On Thursday, Katie Gregson-MacLeod’s midday set at one of the city’s Coffee Company outposts transforms the cafe from bustling brunch spot to the hottest ticket in town. Part of the festival’s Platosonic - a daytime schedule held across both the Coffee Company and the neighbouring record store, Plato - her stripped-back set boasts a full run-through of her gorgeous EP ‘songs written for piano’, with people even clamouring outside the windows to try and get a glimpse.
Next door, meanwhile, comes the glorious one-two of Heartworms and CIEL. The former, a dark but commanding force - even in the cold light of day, at the back of a record store - while the latter’s gothed-up grunge sounds even heftier in person. “My whole teenage CD collection came from this shop,” says former Groningen resident and vocalist Michelle Hindriks, nodding to what’s clearly a particularly special moment for the Brighton-based trio.
Venturing up to Machinefabriek later that evening, Dublin quartet Sprints are dead set on getting the crowd going with their gnarly sounds; last year’s single ‘Literary Mind’ is a heady but earwormy offering, while early tracks ‘Manifesto’ and ‘The Cheek’ are even more searing live than on record. It’s KEG, however, that provide one of the festival’s more captivating moments, with their brilliant-but-bonkers blend sounding even more chaotic on stage.
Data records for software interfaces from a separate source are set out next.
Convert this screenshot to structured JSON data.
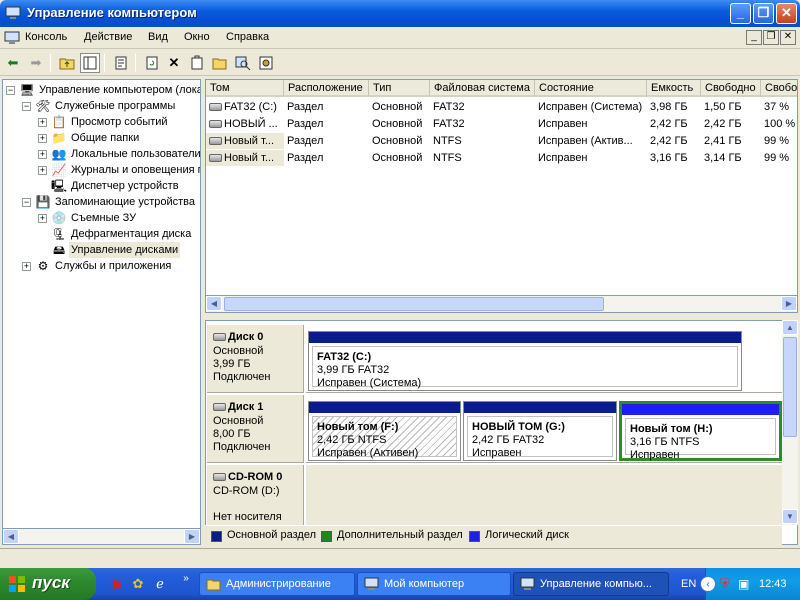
{
  "window": {
    "title": "Управление компьютером"
  },
  "menubar": {
    "items": [
      "Консоль",
      "Действие",
      "Вид",
      "Окно",
      "Справка"
    ]
  },
  "tree": {
    "items": [
      {
        "label": "Управление компьютером (локаль",
        "level": 0,
        "expander": "−",
        "icon": "computer-management-icon"
      },
      {
        "label": "Служебные программы",
        "level": 1,
        "expander": "−",
        "icon": "tools-icon"
      },
      {
        "label": "Просмотр событий",
        "level": 2,
        "expander": "+",
        "icon": "event-viewer-icon"
      },
      {
        "label": "Общие папки",
        "level": 2,
        "expander": "+",
        "icon": "shared-folders-icon"
      },
      {
        "label": "Локальные пользователи и",
        "level": 2,
        "expander": "+",
        "icon": "users-icon"
      },
      {
        "label": "Журналы и оповещения пр",
        "level": 2,
        "expander": "+",
        "icon": "logs-icon"
      },
      {
        "label": "Диспетчер устройств",
        "level": 2,
        "expander": "",
        "icon": "device-manager-icon"
      },
      {
        "label": "Запоминающие устройства",
        "level": 1,
        "expander": "−",
        "icon": "storage-icon"
      },
      {
        "label": "Съемные ЗУ",
        "level": 2,
        "expander": "+",
        "icon": "removable-storage-icon"
      },
      {
        "label": "Дефрагментация диска",
        "level": 2,
        "expander": "",
        "icon": "defrag-icon"
      },
      {
        "label": "Управление дисками",
        "level": 2,
        "expander": "",
        "icon": "disk-management-icon",
        "selected": true
      },
      {
        "label": "Службы и приложения",
        "level": 1,
        "expander": "+",
        "icon": "services-icon"
      }
    ]
  },
  "volumes": {
    "columns": [
      "Том",
      "Расположение",
      "Тип",
      "Файловая система",
      "Состояние",
      "Емкость",
      "Свободно",
      "Свобо"
    ],
    "rows": [
      [
        "FAT32 (C:)",
        "Раздел",
        "Основной",
        "FAT32",
        "Исправен (Система)",
        "3,98 ГБ",
        "1,50 ГБ",
        "37 %"
      ],
      [
        "НОВЫЙ ...",
        "Раздел",
        "Основной",
        "FAT32",
        "Исправен",
        "2,42 ГБ",
        "2,42 ГБ",
        "100 %"
      ],
      [
        "Новый т...",
        "Раздел",
        "Основной",
        "NTFS",
        "Исправен (Актив...",
        "2,42 ГБ",
        "2,41 ГБ",
        "99 %"
      ],
      [
        "Новый т...",
        "Раздел",
        "Основной",
        "NTFS",
        "Исправен",
        "3,16 ГБ",
        "3,14 ГБ",
        "99 %"
      ]
    ]
  },
  "disks": [
    {
      "name": "Диск 0",
      "type": "Основной",
      "size": "3,99 ГБ",
      "status": "Подключен",
      "partitions": [
        {
          "name": "FAT32  (C:)",
          "info": "3,99 ГБ FAT32",
          "status": "Исправен (Система)",
          "bar_color": "#0a1c8c"
        }
      ]
    },
    {
      "name": "Диск 1",
      "type": "Основной",
      "size": "8,00 ГБ",
      "status": "Подключен",
      "partitions": [
        {
          "name": "Новый том  (F:)",
          "info": "2,42 ГБ NTFS",
          "status": "Исправен (Активен)",
          "bar_color": "#0a1c8c"
        },
        {
          "name": "НОВЫЙ ТОМ  (G:)",
          "info": "2,42 ГБ FAT32",
          "status": "Исправен",
          "bar_color": "#0a1c8c"
        },
        {
          "name": "Новый том  (H:)",
          "info": "3,16 ГБ NTFS",
          "status": "Исправен",
          "bar_color": "#1d1ef0"
        }
      ]
    },
    {
      "name": "CD-ROM 0",
      "type": "CD-ROM (D:)",
      "size": "",
      "status": "Нет носителя",
      "partitions": []
    }
  ],
  "legend": [
    {
      "label": "Основной раздел",
      "color": "#0a1c8c"
    },
    {
      "label": "Дополнительный раздел",
      "color": "#1b8a1b"
    },
    {
      "label": "Логический диск",
      "color": "#1d1ef0"
    }
  ],
  "taskbar": {
    "start_label": "пуск",
    "tasks": [
      "Администрирование",
      "Мой компьютер",
      "Управление компью..."
    ],
    "language": "EN",
    "clock": "12:43"
  }
}
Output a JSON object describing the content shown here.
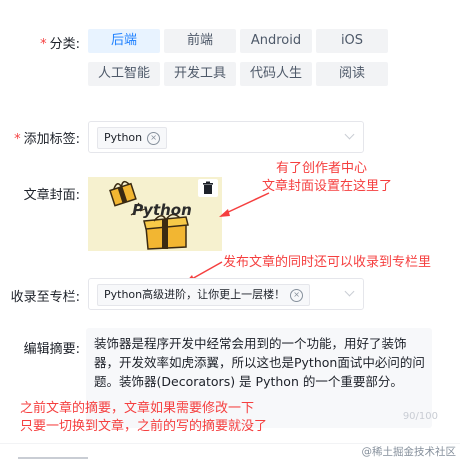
{
  "category": {
    "label": "分类:",
    "items": [
      {
        "label": "后端",
        "active": true
      },
      {
        "label": "前端",
        "active": false
      },
      {
        "label": "Android",
        "active": false
      },
      {
        "label": "iOS",
        "active": false
      },
      {
        "label": "人工智能",
        "active": false
      },
      {
        "label": "开发工具",
        "active": false
      },
      {
        "label": "代码人生",
        "active": false
      },
      {
        "label": "阅读",
        "active": false
      }
    ]
  },
  "tags": {
    "label": "添加标签:",
    "items": [
      {
        "label": "Python"
      }
    ]
  },
  "cover": {
    "label": "文章封面:",
    "image_text": "Python",
    "delete_icon": "trash-icon"
  },
  "column": {
    "label": "收录至专栏:",
    "items": [
      {
        "label": "Python高级进阶，让你更上一层楼！"
      }
    ]
  },
  "summary": {
    "label": "编辑摘要:",
    "text": "装饰器是程序开发中经常会用到的一个功能，用好了装饰器，开发效率如虎添翼，所以这也是Python面试中必问的问题。装饰器(Decorators) 是 Python 的一个重要部分。",
    "counter": "90/100"
  },
  "annotations": {
    "cover_note": [
      "有了创作者中心",
      "文章封面设置在这里了"
    ],
    "column_note": "发布文章的同时还可以收录到专栏里",
    "summary_note": [
      "之前文章的摘要，文章如果需要修改一下",
      "只要一切换到文章，之前的写的摘要就没了"
    ]
  },
  "watermark": "@稀土掘金技术社区",
  "colors": {
    "accent": "#1e80ff",
    "annotation": "#f53f3f",
    "required": "#f53f3f"
  }
}
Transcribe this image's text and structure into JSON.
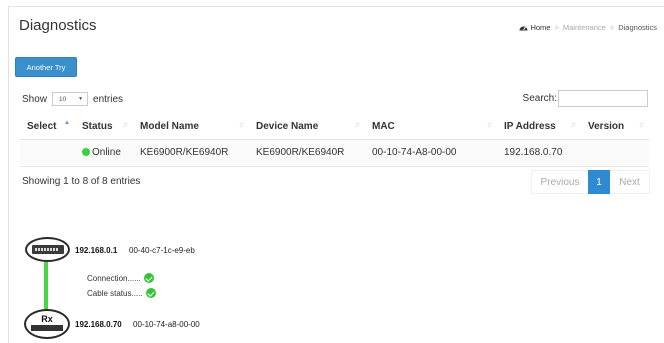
{
  "page": {
    "title": "Diagnostics"
  },
  "breadcrumb": {
    "home": "Home",
    "section": "Maintenance",
    "current": "Diagnostics"
  },
  "toolbar": {
    "another_try_label": "Another Try"
  },
  "table_controls": {
    "show_label": "Show",
    "page_length": "10",
    "entries_label": "entries",
    "search_label": "Search:",
    "search_value": ""
  },
  "table": {
    "columns": [
      "Select",
      "Status",
      "Model Name",
      "Device Name",
      "MAC",
      "IP Address",
      "Version"
    ],
    "sorted_column": "Select",
    "rows": [
      {
        "select": "",
        "status": "Online",
        "model_name": "KE6900R/KE6940R",
        "device_name": "KE6900R/KE6940R",
        "mac": "00-10-74-A8-00-00",
        "ip": "192.168.0.70",
        "version": ""
      }
    ]
  },
  "pagination": {
    "info": "Showing 1 to 8 of 8 entries",
    "previous": "Previous",
    "current_page": "1",
    "next": "Next"
  },
  "topology": {
    "switch": {
      "icon": "network-switch-icon",
      "ip": "192.168.0.1",
      "mac": "00-40-c7-1c-e9-eb"
    },
    "checks": [
      {
        "label": "Connection......",
        "status": "ok"
      },
      {
        "label": "Cable status.....",
        "status": "ok"
      }
    ],
    "receiver": {
      "icon": "rx-device-icon",
      "badge": "Rx",
      "ip": "192.168.0.70",
      "mac": "00-10-74-a8-00-00"
    }
  },
  "colors": {
    "primary_button": "#3a8fcd",
    "online": "#3bd13b",
    "link_line": "#46d646",
    "active_page": "#2e8ad3"
  }
}
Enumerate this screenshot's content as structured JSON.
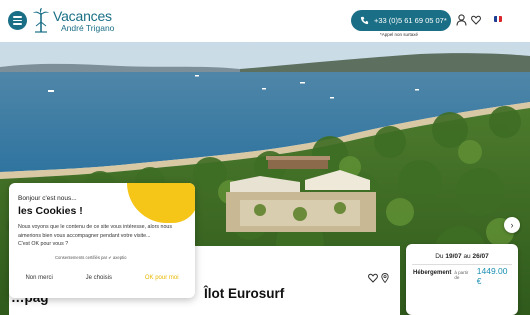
{
  "header": {
    "logo_line1": "Vacances",
    "logo_line2": "André Trigano",
    "phone": "+33 (0)5 61 69 05 07*",
    "phone_note": "*Appel non surtaxé"
  },
  "hero": {
    "prev_icon": "chevron-left-icon",
    "next_icon": "chevron-right-icon"
  },
  "cookie": {
    "hello": "Bonjour c'est nous...",
    "title": "les Cookies !",
    "body_line1": "Nous voyons que le contenu de ce site vous intéresse, alors nous",
    "body_line2": "aimerions bien vous accompagner pendant votre visite...",
    "body_line3": "C'est OK pour vous ?",
    "consent": "Consentements certifiés par ✔ axeptio",
    "no_label": "Non merci",
    "choose_label": "Je choisis",
    "ok_label": "OK pour moi"
  },
  "content": {
    "title_left": "…pag",
    "title_right": "Îlot Eurosurf"
  },
  "booking": {
    "dates_prefix": "Du",
    "date_from": "19/07",
    "dates_mid": "au",
    "date_to": "26/07",
    "label": "Hébergement",
    "from_text": "à partir de",
    "price": "1449.00 €"
  },
  "colors": {
    "brand": "#1a6f86",
    "accent_yellow": "#f5c518",
    "price_blue": "#1a8fb0"
  }
}
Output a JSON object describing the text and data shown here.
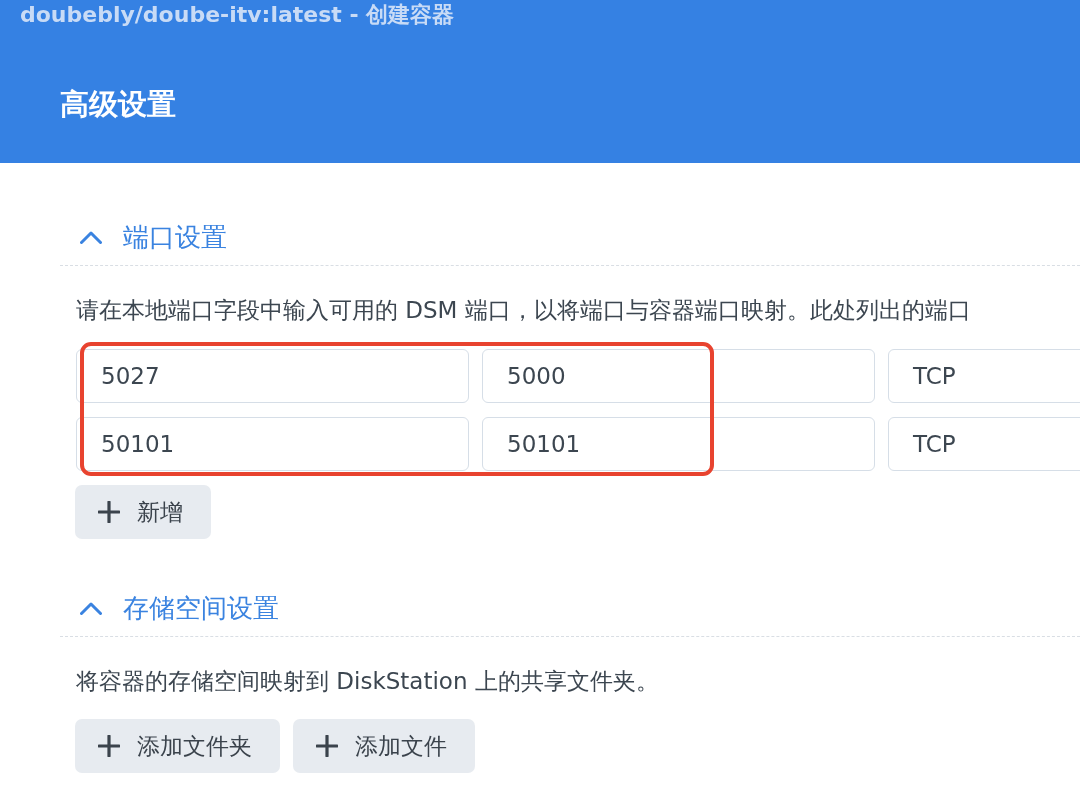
{
  "window": {
    "title": "doubebly/doube-itv:latest - 创建容器"
  },
  "page_title": "高级设置",
  "sections": [
    {
      "title": "端口设置",
      "expanded": true,
      "description": "请在本地端口字段中输入可用的 DSM 端口，以将端口与容器端口映射。此处列出的端口",
      "highlighted": true,
      "rows": [
        {
          "column_1": "5027",
          "column_2": "5000",
          "column_3": "TCP"
        },
        {
          "column_1": "50101",
          "column_2": "50101",
          "column_3": "TCP"
        }
      ],
      "buttons": [
        "新增"
      ]
    },
    {
      "title": "存储空间设置",
      "expanded": true,
      "description": "将容器的存储空间映射到 DiskStation 上的共享文件夹。",
      "buttons": [
        "添加文件夹",
        "添加文件"
      ]
    }
  ]
}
Somehow managing to be both meticulously orchestrated and utterly ridiculous all at the same time - their irreverence is perhaps best illustrated during ‘Kids’, frontman Albert Haddenham repeatedly screeching “Daddy, I want an Itsu!” - their madcap blitz of a set is hard to tear your eyes from.
As things begin to draw to a close on Friday evening, a handful of Spanish artists take to the more grand confines of the city’s theatre, or Stadsschouwburg, for a special showcase highlighting the country’s current crop of talent, and it’s Barcelona’s Marta Knight that really stands out. Primarily delving into her 2022 album ‘Strange Times Forever’, her warm but laid-back songwriting feels reminiscent of the likes of Julien Baker or Maggie Rogers, and even on their third show of the day, her band still manage to pull it out the bag.
Next up, Dublin’s Kynsy - fresh from a 4am flight and a day’s worth of travelling - arrives to a packed out Huize Maas to offer up a serving of tracks from her recent ‘Something To Do With Love’ EP. Blending together Strokes-y guitars and electro-pop with her Gwen Stefani-like vocals - perfectly swaying from sugary sweet to biting in a split second - her live presence is even more potent than on record.
Towards the end of the fest, the whole of Groningen seems to have that Friday feeling meaning that venues are - for the first time so far - that much more crowded. And while the likes of Dutch acts Personal Trainer and Historian - whose brand of bluesy rock sees him doing his finest Jack White impression - have queues snaking around the block, it’s left to dynamic punk pros Big Joanie, appearing at Blauwe Hemel in the town’s main square, to close out ESNS in style. Deliciously scuzzy and vibrant from the opening riffs of ‘Cactus Tree’, the London trio provide the perfect note to end this much-missed musical celebration on. Same again next year, then?"}]